The case between Oracle and Google has taken an unusual turn.
Despite being given additional time to deliberate over the weekend, the jury hearing the Oracle V Google case has ruled Google has infringed Oracle’s Java copyrights.
However, despite this finding they’re hung up on whether Google’s implementation of Java’s APIs in their Android OS constitutes fair use.
Oracle is alleging Google owes them millions in royalties for use of their licensed Java software in its ubiquitous Android operating system. However, Google claims the parts of Java they used are free and therefore do not require licences.
Google is expected to call for a mistrial come Tuesday and Thursday.
“We appreciate the jury’s efforts, and know that fair use and infringement are two sides of the same coin,” Google said in a published report.
“The core issue is whether the APIs here are copyrightable, and that’s for the court to decide. We expect to prevail on this issue and Oracle’s other claims.”

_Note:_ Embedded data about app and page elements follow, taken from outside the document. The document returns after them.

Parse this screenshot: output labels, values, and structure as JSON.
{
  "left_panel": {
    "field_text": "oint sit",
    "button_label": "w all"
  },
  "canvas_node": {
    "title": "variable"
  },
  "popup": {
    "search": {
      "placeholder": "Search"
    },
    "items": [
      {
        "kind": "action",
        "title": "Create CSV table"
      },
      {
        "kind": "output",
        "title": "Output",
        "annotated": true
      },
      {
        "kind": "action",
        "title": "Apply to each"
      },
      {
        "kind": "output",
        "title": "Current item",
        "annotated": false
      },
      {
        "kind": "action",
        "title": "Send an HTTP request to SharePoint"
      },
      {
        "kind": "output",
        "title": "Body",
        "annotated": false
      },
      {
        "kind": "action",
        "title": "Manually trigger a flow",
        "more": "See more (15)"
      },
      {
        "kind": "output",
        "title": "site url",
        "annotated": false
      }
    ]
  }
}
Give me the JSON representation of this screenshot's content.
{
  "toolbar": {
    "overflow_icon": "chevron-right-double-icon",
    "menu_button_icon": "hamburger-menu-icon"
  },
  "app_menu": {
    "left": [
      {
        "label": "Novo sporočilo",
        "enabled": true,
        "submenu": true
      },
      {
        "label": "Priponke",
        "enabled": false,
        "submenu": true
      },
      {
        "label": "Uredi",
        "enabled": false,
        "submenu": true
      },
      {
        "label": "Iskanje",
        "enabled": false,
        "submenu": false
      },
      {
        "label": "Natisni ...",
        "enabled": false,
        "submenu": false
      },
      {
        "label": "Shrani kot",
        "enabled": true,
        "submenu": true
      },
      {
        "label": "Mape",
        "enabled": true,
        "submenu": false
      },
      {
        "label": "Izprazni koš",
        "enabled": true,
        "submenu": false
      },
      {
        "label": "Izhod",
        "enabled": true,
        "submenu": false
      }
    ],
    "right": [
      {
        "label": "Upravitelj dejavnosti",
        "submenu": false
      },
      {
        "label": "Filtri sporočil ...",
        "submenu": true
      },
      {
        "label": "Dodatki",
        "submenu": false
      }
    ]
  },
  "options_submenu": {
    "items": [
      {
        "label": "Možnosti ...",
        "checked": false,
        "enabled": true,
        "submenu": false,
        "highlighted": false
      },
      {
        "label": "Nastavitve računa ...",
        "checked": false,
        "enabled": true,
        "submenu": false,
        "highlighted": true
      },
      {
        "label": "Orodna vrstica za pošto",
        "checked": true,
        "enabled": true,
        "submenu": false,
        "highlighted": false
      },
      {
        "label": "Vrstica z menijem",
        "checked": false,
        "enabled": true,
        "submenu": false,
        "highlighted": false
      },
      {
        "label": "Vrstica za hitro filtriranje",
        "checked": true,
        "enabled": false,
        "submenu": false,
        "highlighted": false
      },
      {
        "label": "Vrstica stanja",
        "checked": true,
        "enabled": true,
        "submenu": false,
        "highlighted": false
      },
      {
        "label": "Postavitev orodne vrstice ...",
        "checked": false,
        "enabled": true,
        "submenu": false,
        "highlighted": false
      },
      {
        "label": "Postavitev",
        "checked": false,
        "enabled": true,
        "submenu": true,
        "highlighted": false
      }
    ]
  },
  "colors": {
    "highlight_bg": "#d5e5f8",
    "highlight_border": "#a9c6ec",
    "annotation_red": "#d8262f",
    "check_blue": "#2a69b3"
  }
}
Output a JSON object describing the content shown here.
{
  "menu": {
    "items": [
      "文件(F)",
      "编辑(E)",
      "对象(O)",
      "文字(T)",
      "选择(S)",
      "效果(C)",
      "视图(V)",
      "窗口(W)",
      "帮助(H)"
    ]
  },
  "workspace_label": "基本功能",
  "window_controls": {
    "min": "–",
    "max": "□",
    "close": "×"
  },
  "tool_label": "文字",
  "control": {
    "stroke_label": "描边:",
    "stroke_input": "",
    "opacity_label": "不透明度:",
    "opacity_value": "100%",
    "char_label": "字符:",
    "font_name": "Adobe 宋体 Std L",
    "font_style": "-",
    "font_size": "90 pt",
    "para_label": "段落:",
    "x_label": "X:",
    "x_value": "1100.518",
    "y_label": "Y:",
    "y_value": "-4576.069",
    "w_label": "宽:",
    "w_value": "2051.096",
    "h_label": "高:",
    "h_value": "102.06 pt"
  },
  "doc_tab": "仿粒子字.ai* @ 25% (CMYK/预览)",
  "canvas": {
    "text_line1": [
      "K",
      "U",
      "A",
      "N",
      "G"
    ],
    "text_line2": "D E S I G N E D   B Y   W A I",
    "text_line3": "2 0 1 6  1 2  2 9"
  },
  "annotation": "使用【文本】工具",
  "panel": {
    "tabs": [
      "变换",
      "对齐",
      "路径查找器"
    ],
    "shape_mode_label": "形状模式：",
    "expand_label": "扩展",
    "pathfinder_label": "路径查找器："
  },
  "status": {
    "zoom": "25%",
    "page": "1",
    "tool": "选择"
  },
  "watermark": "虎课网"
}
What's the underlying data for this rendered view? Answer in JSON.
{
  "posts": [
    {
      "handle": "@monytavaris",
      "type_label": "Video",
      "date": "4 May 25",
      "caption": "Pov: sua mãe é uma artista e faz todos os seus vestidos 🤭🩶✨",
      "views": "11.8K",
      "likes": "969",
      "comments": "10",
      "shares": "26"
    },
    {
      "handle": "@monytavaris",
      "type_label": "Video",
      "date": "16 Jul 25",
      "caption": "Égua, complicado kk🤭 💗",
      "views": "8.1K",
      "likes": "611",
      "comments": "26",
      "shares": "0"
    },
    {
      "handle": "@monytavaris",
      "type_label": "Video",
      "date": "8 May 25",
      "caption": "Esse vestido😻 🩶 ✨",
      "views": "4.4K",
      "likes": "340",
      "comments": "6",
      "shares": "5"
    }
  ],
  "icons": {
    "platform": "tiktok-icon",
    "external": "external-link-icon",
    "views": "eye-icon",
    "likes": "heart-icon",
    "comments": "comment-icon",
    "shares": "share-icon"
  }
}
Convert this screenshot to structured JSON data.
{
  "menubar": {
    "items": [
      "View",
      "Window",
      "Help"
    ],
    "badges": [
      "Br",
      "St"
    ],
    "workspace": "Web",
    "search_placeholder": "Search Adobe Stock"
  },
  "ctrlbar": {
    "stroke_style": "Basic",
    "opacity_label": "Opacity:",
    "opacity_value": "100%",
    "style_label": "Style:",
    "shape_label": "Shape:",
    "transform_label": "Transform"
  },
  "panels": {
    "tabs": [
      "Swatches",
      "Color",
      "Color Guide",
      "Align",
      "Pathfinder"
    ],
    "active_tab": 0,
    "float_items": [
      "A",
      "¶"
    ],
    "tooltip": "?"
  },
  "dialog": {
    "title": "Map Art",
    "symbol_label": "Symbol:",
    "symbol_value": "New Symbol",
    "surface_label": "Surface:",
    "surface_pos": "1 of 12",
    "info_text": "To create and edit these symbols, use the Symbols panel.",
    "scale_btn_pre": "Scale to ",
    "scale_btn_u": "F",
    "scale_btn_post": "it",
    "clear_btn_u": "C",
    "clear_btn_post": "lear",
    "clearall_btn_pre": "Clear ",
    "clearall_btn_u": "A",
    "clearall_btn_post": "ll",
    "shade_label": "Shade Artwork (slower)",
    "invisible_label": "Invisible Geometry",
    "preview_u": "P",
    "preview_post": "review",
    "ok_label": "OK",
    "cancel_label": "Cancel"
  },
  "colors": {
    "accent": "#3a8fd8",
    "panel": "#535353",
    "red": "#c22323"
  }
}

TechRadar reports the deadlock could hinder Oracle from claiming damages if the case continues as is, even though the court recognises Google’s infringement.